When the team at Port Skills and Safety first came up with the notion of holding a week dedicated to mental health, we did so with a few goals in mind. Firstly, we wanted to establish an image of where the industry currently stands on mental health. This covered not just what operators said they were doing, but more importantly how those high-level initiatives were being felt by the workforce “on the ground”. Secondly, we felt it was necessary to impart that mental health schemes benefitted not just the people in an organisation but the business as a whole. A team in which all members’ mental health is catered for will be more productive and take fewer sick days than a team where mental health is merely given lip service. Finally, as you may expect from us, we wanted to explain how mental health fits into the Whole Person Approach to health and safety. If an individual is stressed or anxious about personal matters, they may overlook small safety details that could potentially save theirs, or somebody else’s, life. Not only this but one facet of the Whole Person Approach is to promote the physical wellbeing of an employee, which includes matters of unhealthy alcohol and drug consumption. This is often a symptom of mental ill-health and employers can easily overlook the mental cause to address the physical effects.
To satisfy the first goal, we created the first PSS Mental Health in Ports survey. Working with charity Mates in Mind, we crafted questions that not only gave us an excellent snapshot of the current state of mental health in our industry, but also allowed us to directly compare ports to other sectors such as construction and transport. As our article on Monday pointed out, 343 people from multiple levels of port infrastructure replied, highlighting common areas of concern for the industry at large. The data is due to be passed onto analysts to provide a more in-depth summary, however there were key findings that we could glean at the outset from the results. The most pressing was that a significant number of the respondents have experienced symptoms associated with mental ill-health in the past six months. Two thirds noted eating or sleeping too much or too little, while thirty percent experienced unexplained aches and pains. This alone does not necessarily denote depression or anxiety but can be a cause for concern if experienced with other symptoms. It is vital that everyone be familiar with these signifiers so that they can be identified and treated early, either by yourself or a line manager.
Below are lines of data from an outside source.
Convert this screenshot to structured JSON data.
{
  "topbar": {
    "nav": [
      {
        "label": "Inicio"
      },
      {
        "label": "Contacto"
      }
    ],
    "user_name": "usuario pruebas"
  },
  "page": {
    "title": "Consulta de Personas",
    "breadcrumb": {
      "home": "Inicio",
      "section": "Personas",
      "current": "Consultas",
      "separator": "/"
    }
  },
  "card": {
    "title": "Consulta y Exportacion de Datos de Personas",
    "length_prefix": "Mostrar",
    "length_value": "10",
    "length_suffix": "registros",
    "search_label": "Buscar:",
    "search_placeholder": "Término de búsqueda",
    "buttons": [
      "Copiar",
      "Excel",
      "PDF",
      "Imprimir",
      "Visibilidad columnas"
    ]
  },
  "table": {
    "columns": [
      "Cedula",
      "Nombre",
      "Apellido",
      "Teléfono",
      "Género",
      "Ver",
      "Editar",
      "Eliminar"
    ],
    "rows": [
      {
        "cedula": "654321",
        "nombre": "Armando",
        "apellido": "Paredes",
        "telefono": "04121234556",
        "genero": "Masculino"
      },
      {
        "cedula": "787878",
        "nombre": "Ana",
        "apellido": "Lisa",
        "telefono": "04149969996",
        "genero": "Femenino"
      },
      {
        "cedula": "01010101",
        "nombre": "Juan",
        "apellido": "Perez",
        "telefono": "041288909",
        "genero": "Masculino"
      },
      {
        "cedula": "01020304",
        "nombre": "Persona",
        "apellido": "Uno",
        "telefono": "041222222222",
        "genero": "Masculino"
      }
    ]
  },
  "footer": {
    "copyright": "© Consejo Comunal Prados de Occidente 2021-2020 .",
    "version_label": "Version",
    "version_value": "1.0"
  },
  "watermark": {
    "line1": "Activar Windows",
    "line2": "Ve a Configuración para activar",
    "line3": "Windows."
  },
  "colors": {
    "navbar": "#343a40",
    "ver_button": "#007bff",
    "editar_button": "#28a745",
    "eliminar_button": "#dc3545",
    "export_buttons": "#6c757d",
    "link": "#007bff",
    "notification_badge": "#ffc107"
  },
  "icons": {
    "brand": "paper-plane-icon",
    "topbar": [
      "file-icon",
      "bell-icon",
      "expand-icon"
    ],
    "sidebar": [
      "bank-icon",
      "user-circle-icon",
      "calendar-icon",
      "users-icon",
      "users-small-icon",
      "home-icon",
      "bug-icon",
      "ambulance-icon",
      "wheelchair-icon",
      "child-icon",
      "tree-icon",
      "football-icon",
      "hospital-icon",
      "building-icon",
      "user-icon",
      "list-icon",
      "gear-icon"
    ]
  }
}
This brings us neatly on to the second point; There is currently a need to build greater trust in line managers when it comes to mental health. This comes in two parts: equipping managers with the skills to recognise and respond positively to a person in need and also creating confidence that managers will help in the right ways if approached. Based on the comments in the survey, many employees do not yet have confidence in managers as a safe route to seek help. The reasons for this ranged from fear of impacting job prospects to perceiving their managers as a source of stress in the first place. The need for effective manager training was emphasised in our webinar session on Thursday 25th, in which the importance of line managers having the skills to identify and refer their members of staff without prejudice was raised a few times. Peter Kelly, Senior Psychologist at the Health and Safety Executive, said that line managers are essential for any thriving business, and establishing that personal connection was a crucial component for identifying mental ill-health in the workplace.
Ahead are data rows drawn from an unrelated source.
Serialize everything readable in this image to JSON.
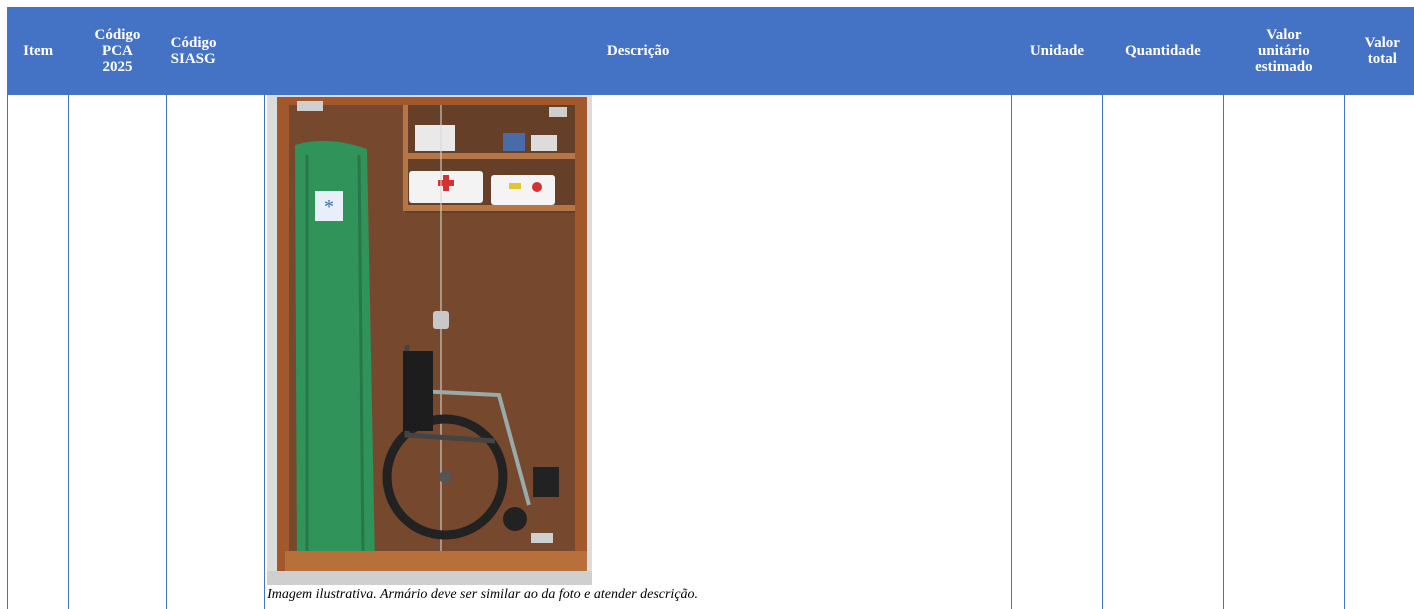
{
  "table": {
    "headers": {
      "item": "Item",
      "pca_line1": "Código",
      "pca_line2": "PCA",
      "pca_line3": "2025",
      "siasg_line1": "Código",
      "siasg_line2": "SIASG",
      "descricao": "Descrição",
      "unidade": "Unidade",
      "quantidade": "Quantidade",
      "vu_line1": "Valor",
      "vu_line2": "unitário",
      "vu_line3": "estimado",
      "vt_line1": "Valor",
      "vt_line2": "total"
    },
    "row": {
      "image_caption": "Imagem ilustrativa. Armário deve ser similar ao da foto e atender descrição."
    }
  },
  "colors": {
    "header_bg": "#4472c4",
    "header_text": "#ffffff"
  }
}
Peter also raised the point that the top one hundred businesses in the UK imbue their line managers with these skills, relating to our second goal of explaining why mental health initiatives are good for business. Yet an important point was raised by the moderator Richard Steele in asking whether we ask too much of line managers, who already have several professional considerations independent of identifying stressors in their workforce. The panel were sensitive to the multiple pressures placed on managers and of course recognised that being a manager far from immunises a person from stress and mental ill health risks. At the same time however, any of us, manager or not, can do the simple but extremely powerful thing of asking how someone is… and then asking again! The first time we are likely to get a reflex ‘I’m fine’ reaction but if we can show genuine interest in our dealings with one another this is a great step forward. In short, the key is ‘be authentic’.
However, if we look to our article on Wednesday, itself derived from a second survey on employers’ actions to tackle mental health, operators are already implementing several schemes to help. Everyone said that mental health was an intrinsic component of their supervisor and management training, including courses on mental health and stress management and providing clear guidelines and resources to develop one-to-one relationships with the workforce. Based on evidence from both surveys, there is clearly a top-down effort to foster a supportive environment in the workplace, however that drive can easily lose momentum before it reaches the people it is designed to help without a consistent, systematic, and well-integrated plan
This brings us to the final point, where does mental health fit in the grander theme of health and safety? The most important element to note is that mental health is not constant but exists in a state of flux. We can thrive one day and struggle the next, and this fluctuation is entirely normal. Stress, physical health, and external factors such as personal relationships and money can all influence these changes and potentially impair cognitive abilities such as attention and memory. In short, if you’re worried about rent, you’re more likely to become distracted or make an unsafe decision which could lead to an accident at work. When put into those terms, it may sound obvious, yet as identified in Head of the HSE Centre of Organisational Health and Wellbeing, Panos Stavrakakis’ article on Tuesday, it has an alarming toll. Stress, depression, and anxiety accounted for 17.9 million days lost due to work-related ill health in 2019/20, or 55% of all working days lost to illness. With the issue as prevalent as it is, it becomes evident that helping to alleviate mental ill-health in the workplace is central to the Whole Person approach to health and safety.